Be aware of these three scams designed to drain your bank account. (If you keep your cash under the mattress, then you have a different set of worries!)
The bank examiner scam
In a nutshell, the thief approaches you stating that he's investigating a dishonest teller and says that a bank official will be contacting you about how you can help. The bank official will want you to withdraw your own money to help with the investigation.
Don't fall for this old scam. Law enforcement doesn't ask you for money to conduct an investigation. Most of the time, law enforcement conducts the investigation without soliciting any help. This helps keep the investigation covert so that those under investigation aren't alerted that they're being targeted.
What to do: If someone approaches you about an investigation and says that a bank official will be contacting you about how you can help, tell her to hit the road. Then call the police to report it and give a description of the person who approached you.
The doctored ATM scam
Automatic teller machines (ATMs) are so convenient for bank customers — and thieves. To perpetrate this scam, the thieves install wireless equipment on legitimate ATMs to steal your ATM card number and personal identification number (PIN).

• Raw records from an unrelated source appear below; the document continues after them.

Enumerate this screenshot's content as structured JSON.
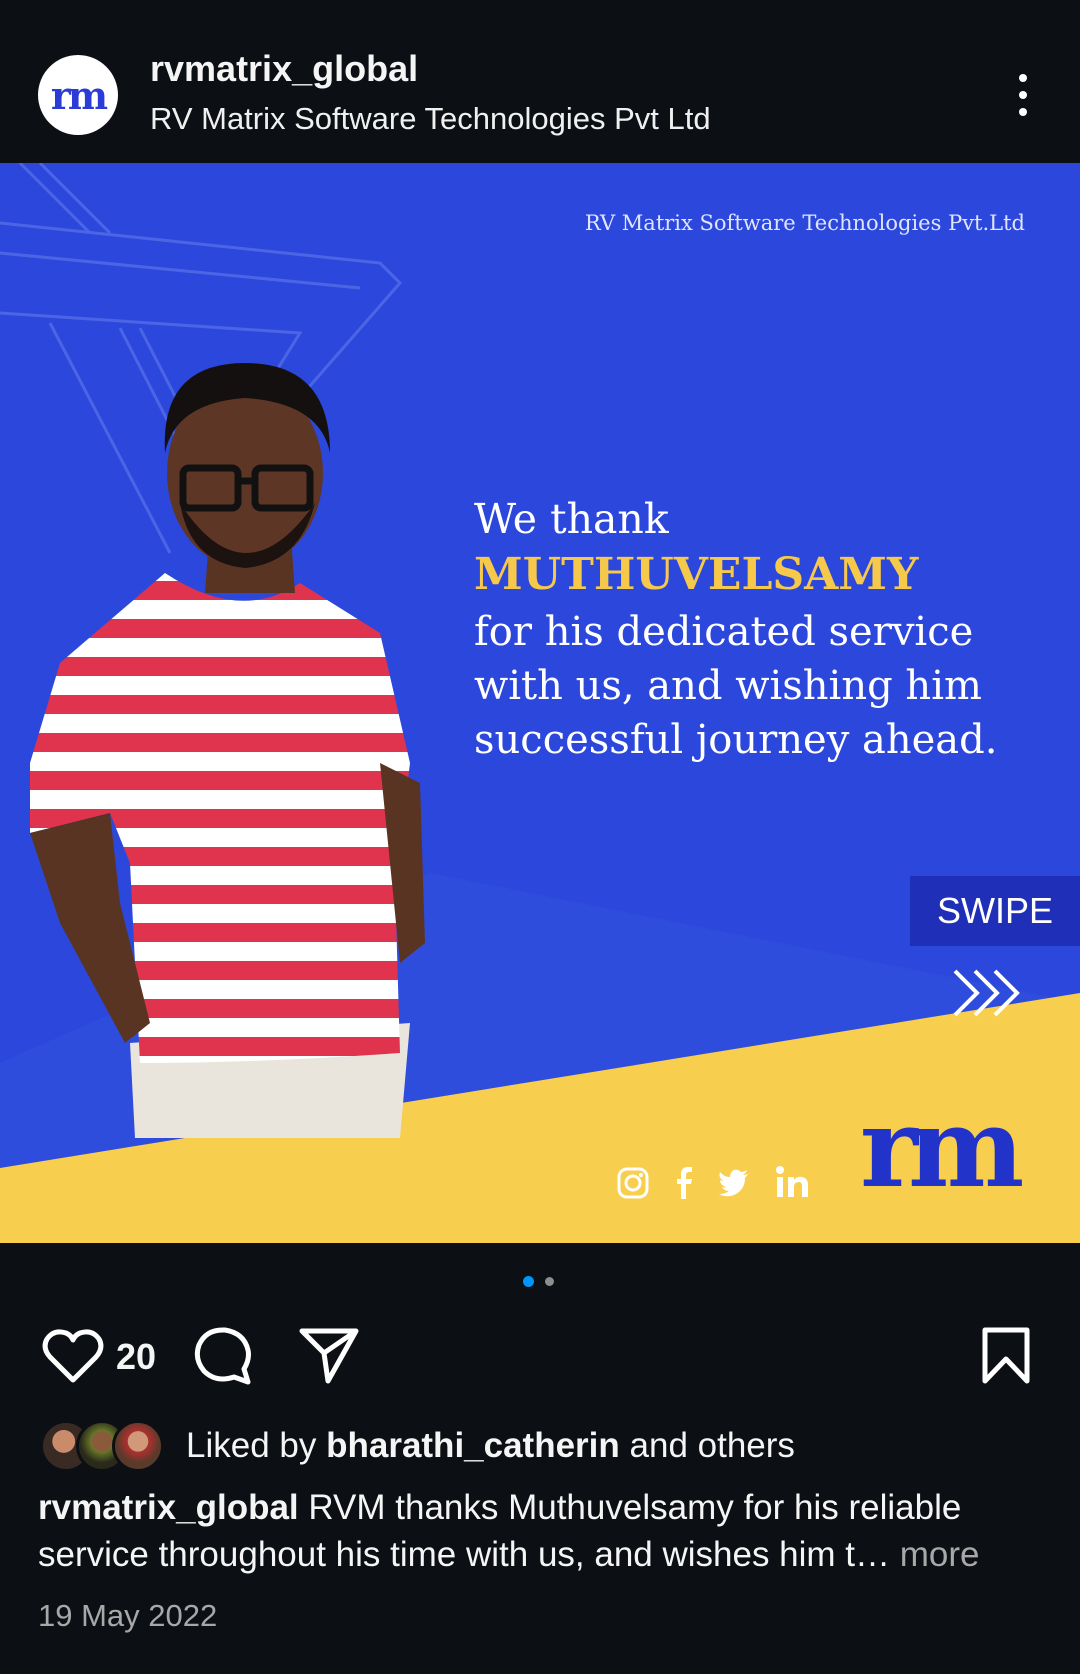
{
  "header": {
    "username": "rvmatrix_global",
    "subtitle": "RV Matrix Software Technologies Pvt Ltd",
    "more_icon": "more-vertical-icon"
  },
  "post_image": {
    "company_text": "RV Matrix Software Technologies Pvt.Ltd",
    "line1": "We thank",
    "name": "MUTHUVELSAMY",
    "line3": "for his dedicated service",
    "line4": "with us, and wishing him",
    "line5": "successful journey ahead.",
    "swipe_label": "SWIPE",
    "social_icons": [
      "instagram-icon",
      "facebook-icon",
      "twitter-icon",
      "linkedin-icon"
    ],
    "brand_logo": "rm",
    "colors": {
      "background": "#2c48dc",
      "accent_yellow": "#f8ce4e",
      "name_color": "#f6c94a"
    }
  },
  "carousel": {
    "total": 2,
    "active": 1
  },
  "actions": {
    "like_count": "20",
    "icons": [
      "heart-icon",
      "comment-icon",
      "share-icon",
      "bookmark-icon"
    ]
  },
  "liked_by": {
    "prefix": "Liked by ",
    "user": "bharathi_catherin",
    "suffix": " and others"
  },
  "caption": {
    "username": "rvmatrix_global",
    "text": " RVM thanks Muthuvelsamy for his reliable service throughout his time with us, and wishes him t",
    "ellipsis": "… ",
    "more": "more"
  },
  "date": "19 May 2022"
}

The attachment fits over the existing card slot and looks like the original slot. The attachment reads the information on your card and captures the ATM card number. A camera, placed in the bottom deposit-envelope holder, captures your keystrokes when you type your PIN. The thieves usually install several of these "doctored ATMs" in one area.
To capture the information, the thieves sit in a car nearby and receive the wireless transmissions for the doctored ATMs. The best time for thieves to capture ATM card numbers and PINs is on weekends and holidays. Armed with the information, the thieves proceed to withdraw thousands of dollars from the accounts.
What to do: Be wary of using ATM machines that seem out of the ordinary. For example:
The card slot has cracks around the edges where the holder is affixed to the machine. This is a sign of tampering.
You see unusual instructions on the ATM screen, such as asking you to enter your PIN three times.
The holder for the deposit envelopes on either side of the machine is located where a camera would have a clear shot at the keypad.
Cover the keypad when you type in your PIN by placing either your right or left hand over the keypad while you type in your PIN with the other hand. You should be able to shield the screen and still see what you're typing.
The "temporary suspension of your account" scam
The "temporary suspension of your account" scam is set up either in an e-mail or a telephone call. The thieves use the scare tactic that your bank account (or online payment or online auction account) has been suspended.
The e-mail sender or phone caller claims that the bank is undertaking a review of all its accounts to eliminate waste and fraud. You're then requested to visit the "company's" website to provide the information necessary to do a review of your account and to make sure that the information on file is correct.
The requested information is the usual: full name, account number, ATM/debit card number, and PIN. The e-mail sender or phone caller goes on to say that if you don't provide the information, your account will be permanently canceled.
You know what happens next! You become the victim of identity theft.
What to do: When in doubt, don't provide the information. Contact your bank instead.